Work item:
Search the records for lines with the word "clock" and copy each match.

Exercise inputs:
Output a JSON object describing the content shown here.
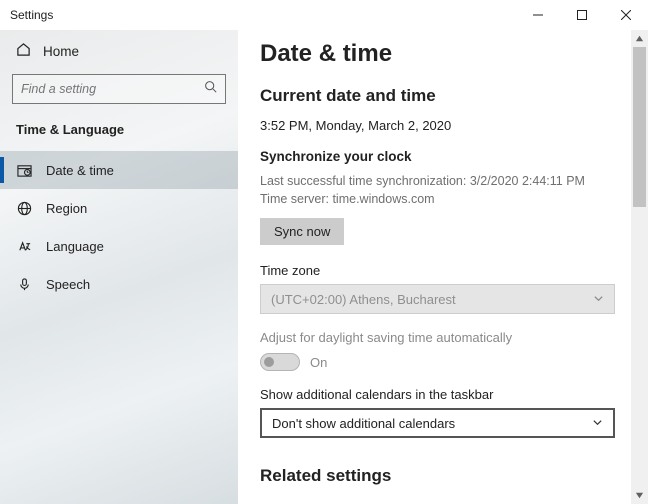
{
  "window": {
    "title": "Settings"
  },
  "sidebar": {
    "home": "Home",
    "search_placeholder": "Find a setting",
    "category": "Time & Language",
    "items": [
      {
        "icon": "clock-icon",
        "label": "Date & time",
        "active": true
      },
      {
        "icon": "globe-icon",
        "label": "Region",
        "active": false
      },
      {
        "icon": "language-icon",
        "label": "Language",
        "active": false
      },
      {
        "icon": "mic-icon",
        "label": "Speech",
        "active": false
      }
    ]
  },
  "main": {
    "title": "Date & time",
    "current_section": "Current date and time",
    "current_value": "3:52 PM, Monday, March 2, 2020",
    "sync_heading": "Synchronize your clock",
    "sync_last": "Last successful time synchronization: 3/2/2020 2:44:11 PM",
    "sync_server": "Time server: time.windows.com",
    "sync_button": "Sync now",
    "tz_label": "Time zone",
    "tz_value": "(UTC+02:00) Athens, Bucharest",
    "dst_label": "Adjust for daylight saving time automatically",
    "dst_state": "On",
    "calendars_label": "Show additional calendars in the taskbar",
    "calendars_value": "Don't show additional calendars",
    "related": "Related settings"
  }
}
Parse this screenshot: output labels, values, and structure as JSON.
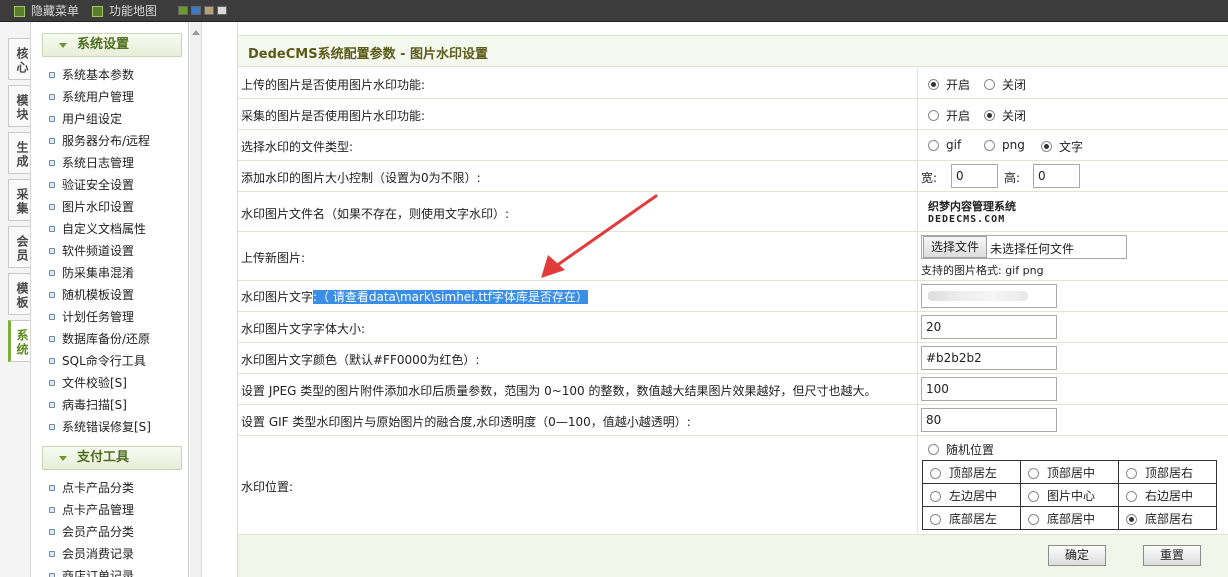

Your solution:
        "icon": "clock-icon",
    "sync_heading": "Synchronize your clock",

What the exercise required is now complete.